## DATA SUPPLIED

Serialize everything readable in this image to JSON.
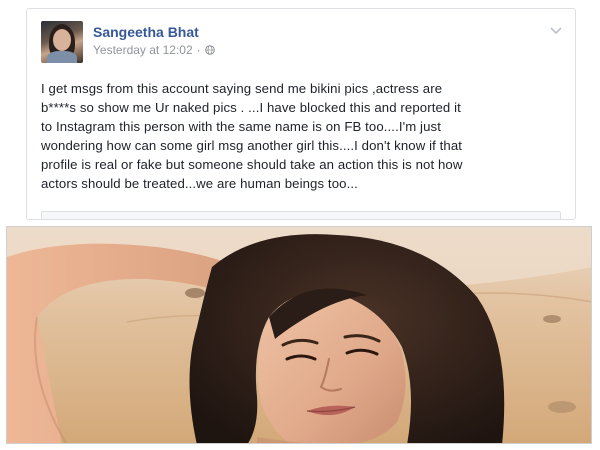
{
  "post": {
    "author_name": "Sangeetha Bhat",
    "timestamp": "Yesterday at 12:02",
    "meta_separator": "·",
    "privacy_icon": "globe-icon",
    "options_icon": "chevron-down-icon",
    "body_lines": [
      "I get msgs from this account saying send me bikini pics ,actress are",
      "b****s so show me Ur naked pics . ...I have blocked this and reported it",
      "to Instagram this person with the same name is on FB too....I'm just",
      "wondering how can some girl msg another girl this....I don't know if that",
      "profile is real or fake but someone should take an action this is not how",
      "actors should be treated...we are human beings too..."
    ]
  },
  "photo": {
    "subject": "woman-portrait-photo",
    "colors": {
      "sand": "#d9b48c",
      "sky": "#e9d6c2",
      "hair": "#2b1d17",
      "skin": "#e0a98a"
    }
  }
}
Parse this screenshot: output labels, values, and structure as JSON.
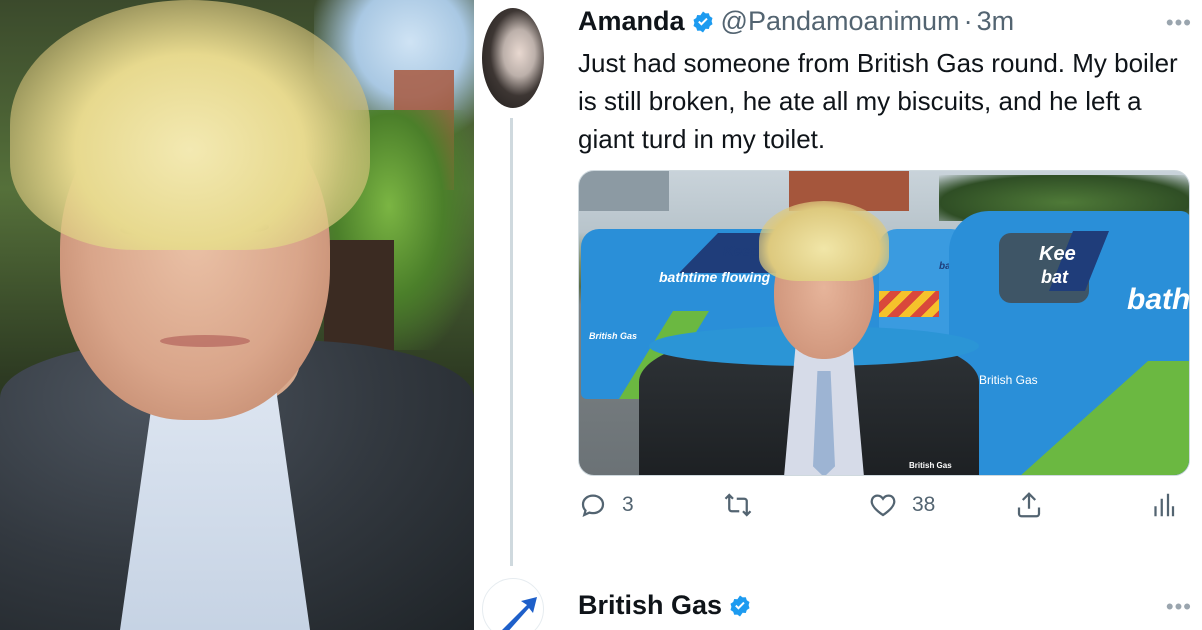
{
  "colors": {
    "text_primary": "#0f1419",
    "text_secondary": "#536471",
    "verified_blue": "#1d9bf0",
    "divider": "#cfd9de",
    "van_blue": "#2a8fd8",
    "van_navy": "#1f3d7a",
    "van_green": "#6bb841"
  },
  "left_photo": {
    "icon": "person-selfie-photo"
  },
  "tweet": {
    "display_name": "Amanda",
    "handle": "@Pandamoanimum",
    "separator": "·",
    "time": "3m",
    "text": "Just had someone from British Gas round. My boiler is still broken, he ate all my biscuits, and he left a giant turd in my toilet.",
    "media": {
      "van_slogan_line1": "Keeping",
      "van_slogan_line2": "bathtime flowing",
      "van_right_text_1": "Kee",
      "van_right_text_2": "bat",
      "van_right_text_3": "bath",
      "van_brand": "British Gas",
      "van_small_text": "bathtime",
      "coat_badge": "British Gas"
    },
    "actions": {
      "reply_count": "3",
      "retweet_count": "",
      "like_count": "38",
      "share_icon": "share-icon",
      "analytics_icon": "analytics-icon"
    }
  },
  "reply": {
    "display_name": "British Gas"
  }
}
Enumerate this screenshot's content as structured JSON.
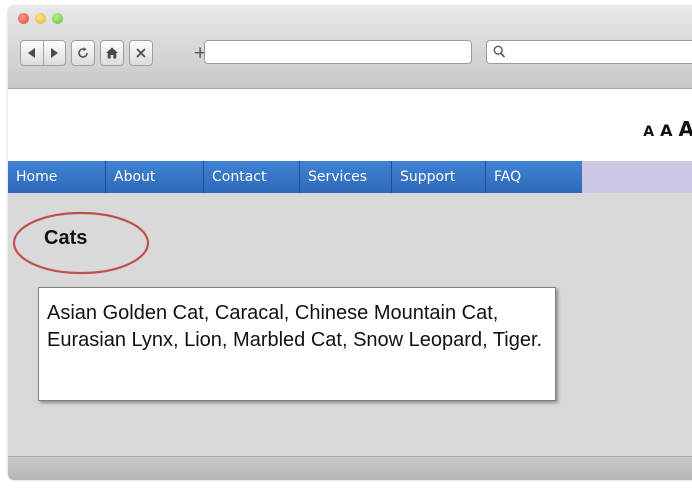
{
  "toolbar": {
    "new_tab_label": "+",
    "url_value": "",
    "search_value": ""
  },
  "font_sizer": {
    "small": "A",
    "medium": "A",
    "large": "A"
  },
  "nav": {
    "items": [
      {
        "label": "Home"
      },
      {
        "label": "About"
      },
      {
        "label": "Contact"
      },
      {
        "label": "Services"
      },
      {
        "label": "Support"
      },
      {
        "label": "FAQ"
      }
    ]
  },
  "main": {
    "heading": "Cats",
    "body": "Asian Golden Cat, Caracal, Chinese Mountain Cat, Eurasian Lynx, Lion, Marbled Cat, Snow Leopard, Tiger."
  },
  "colors": {
    "nav_blue": "#3a78c8",
    "nav_tail": "#ccc7e3",
    "circle_stroke": "#c0504d"
  }
}
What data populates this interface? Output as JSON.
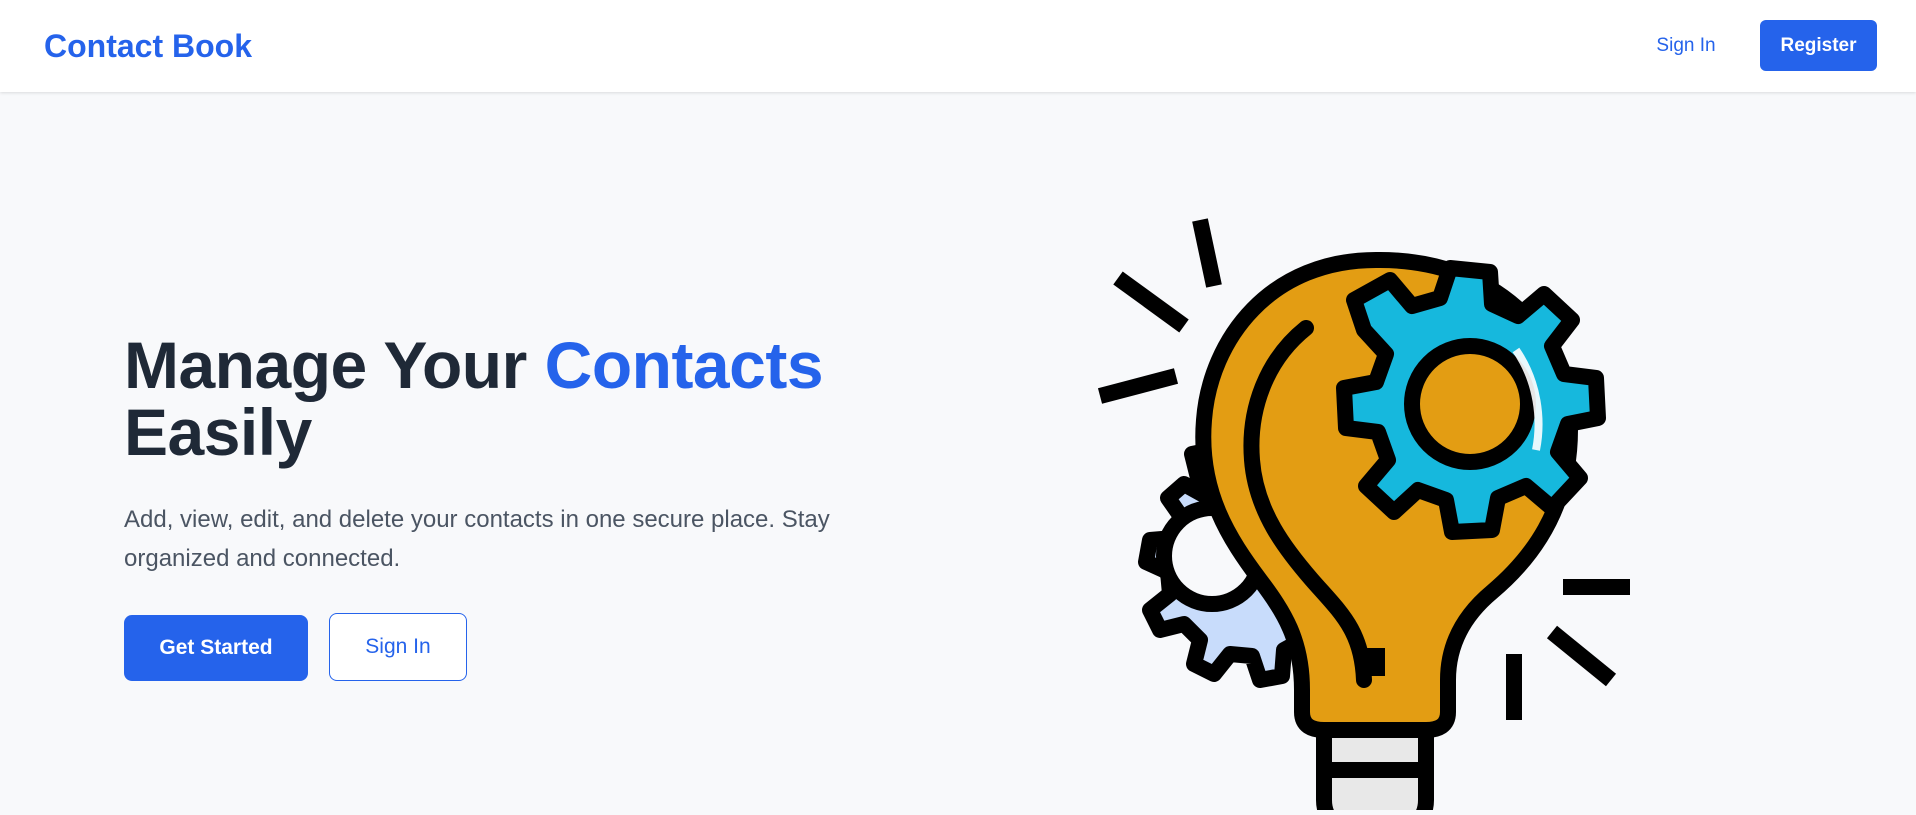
{
  "navbar": {
    "brand": "Contact Book",
    "sign_in": "Sign In",
    "register": "Register"
  },
  "hero": {
    "title_part1": "Manage Your ",
    "title_accent": "Contacts",
    "title_part2": "Easily",
    "subtitle": "Add, view, edit, and delete your contacts in one secure place. Stay organized and connected.",
    "primary_button": "Get Started",
    "secondary_button": "Sign In"
  },
  "illustration": {
    "icon": "lightbulb-gears-icon"
  },
  "colors": {
    "accent": "#2563eb",
    "heading": "#1f2937",
    "body_text": "#4b5563",
    "background": "#f8f9fb",
    "bulb": "#e39d13",
    "gear_blue": "#16b8dd",
    "gear_light": "#c8dcfb"
  }
}
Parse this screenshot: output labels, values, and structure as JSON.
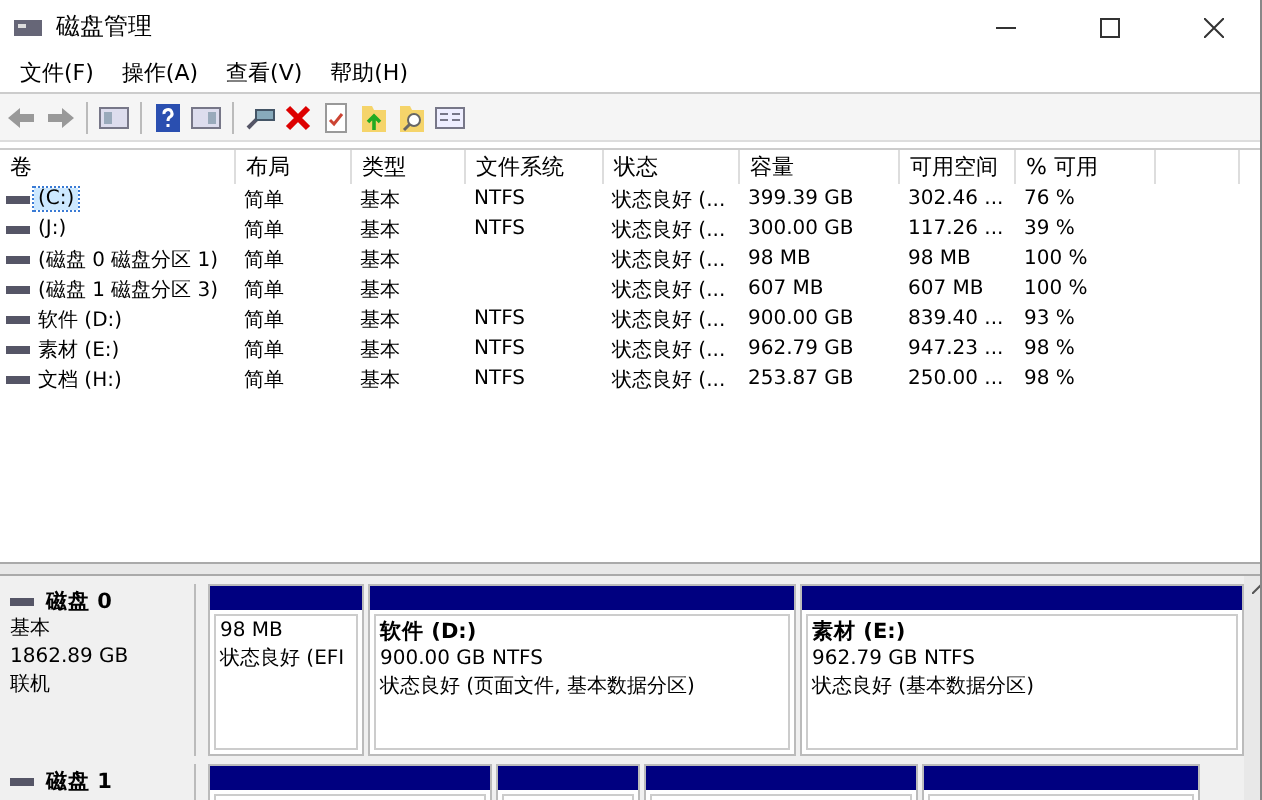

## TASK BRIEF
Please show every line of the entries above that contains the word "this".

## RESULT OF THE EXERCISE
Serialize everything readable in this image to JSON.
      "I get msgs from this account saying send me bikini pics ,actress are",
      "b****s so show me Ur naked pics . ...I have blocked this and reported it",
      "to Instagram this person with the same name is on FB too....I'm just",
      "wondering how can some girl msg another girl this....I don't know if that",
      "profile is real or fake but someone should take an action this is not how",
Parse this screenshot: output labels, values, and structure as JSON.
Enumerate this screenshot's content as structured JSON.
What data populates this interface? Output as JSON.
Parse this screenshot: output labels, values, and structure as JSON.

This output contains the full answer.